| Task item |
Reproduce every record below exactly, with the pictures left out.

● ● ● ●

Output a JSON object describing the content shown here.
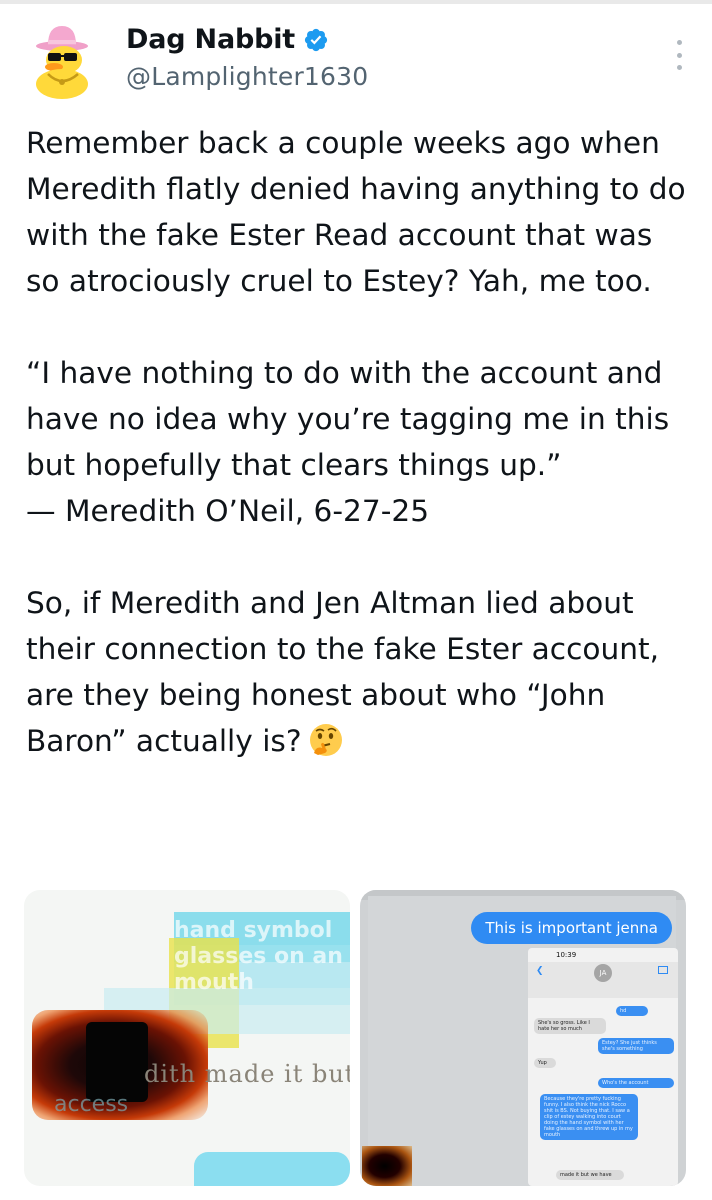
{
  "author": {
    "display_name": "Dag Nabbit",
    "handle": "@Lamplighter1630",
    "verified": true,
    "avatar_icon": "duck-with-sunglasses-icon",
    "verified_icon": "verified-badge-icon"
  },
  "more_icon": "more-vertical-icon",
  "tweet": {
    "paragraph1": "Remember back a couple weeks ago when Meredith flatly denied having anything to do with the fake Ester Read account that was so atrociously cruel to Estey? Yah, me too.",
    "quote": "“I have nothing to do with the account and have no idea why you’re tagging me in this but hopefully that clears things up.”",
    "attribution": "— Meredith O’Neil, 6-27-25",
    "paragraph3": "So, if Meredith and Jen Altman lied about their connection to the fake Ester account, are they being honest about who “John Baron” actually is?",
    "emoji_icon": "thinking-face-icon"
  },
  "media": {
    "left": {
      "overlay_text": "hand symbol glasses on an mouth",
      "caption": "dith made it but w",
      "caption2": "access"
    },
    "right": {
      "bubble_text": "This is important jenna",
      "phone_time": "10:39",
      "contact_initials": "JA",
      "messages": [
        {
          "dir": "out",
          "text": "hd"
        },
        {
          "dir": "in",
          "text": "She's so gross. Like I hate her so much"
        },
        {
          "dir": "out",
          "text": "Estey? She just thinks she's something"
        },
        {
          "dir": "in",
          "text": "Yup"
        },
        {
          "dir": "out",
          "text": "Who's the account"
        },
        {
          "dir": "out",
          "text": "Because they're pretty fucking funny. I also think the nick Rocco shit is BS. Not buying that. I saw a clip of estey walking into court doing the hand symbol with her fake glasses on and threw up in my mouth"
        },
        {
          "dir": "in",
          "text": "made it but we have"
        }
      ]
    }
  },
  "colors": {
    "accent_blue": "#1d9bf0",
    "text_primary": "#0f1419",
    "text_secondary": "#536471"
  }
}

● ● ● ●

| Answer for the task |
Output a JSON object describing the content shown here.
{
  "author": {
    "display_name": "Dag Nabbit",
    "handle": "@Lamplighter1630",
    "verified": true,
    "avatar_icon": "duck-with-sunglasses-icon",
    "verified_icon": "verified-badge-icon"
  },
  "more_icon": "more-vertical-icon",
  "tweet": {
    "paragraph1": "Remember back a couple weeks ago when Meredith flatly denied having anything to do with the fake Ester Read account that was so atrociously cruel to Estey? Yah, me too.",
    "quote": "“I have nothing to do with the account and have no idea why you’re tagging me in this but hopefully that clears things up.”",
    "attribution": "— Meredith O’Neil, 6-27-25",
    "paragraph3": "So, if Meredith and Jen Altman lied about their connection to the fake Ester account, are they being honest about who “John Baron” actually is?",
    "emoji_icon": "thinking-face-icon"
  },
  "media": {
    "left": {
      "overlay_text": "hand symbol glasses on an mouth",
      "caption": "dith made it but w",
      "caption2": "access"
    },
    "right": {
      "bubble_text": "This is important jenna",
      "phone_time": "10:39",
      "contact_initials": "JA",
      "messages": [
        {
          "dir": "out",
          "text": "hd"
        },
        {
          "dir": "in",
          "text": "She's so gross. Like I hate her so much"
        },
        {
          "dir": "out",
          "text": "Estey? She just thinks she's something"
        },
        {
          "dir": "in",
          "text": "Yup"
        },
        {
          "dir": "out",
          "text": "Who's the account"
        },
        {
          "dir": "out",
          "text": "Because they're pretty fucking funny. I also think the nick Rocco shit is BS. Not buying that. I saw a clip of estey walking into court doing the hand symbol with her fake glasses on and threw up in my mouth"
        },
        {
          "dir": "in",
          "text": "made it but we have"
        }
      ]
    }
  },
  "colors": {
    "accent_blue": "#1d9bf0",
    "text_primary": "#0f1419",
    "text_secondary": "#536471"
  }
}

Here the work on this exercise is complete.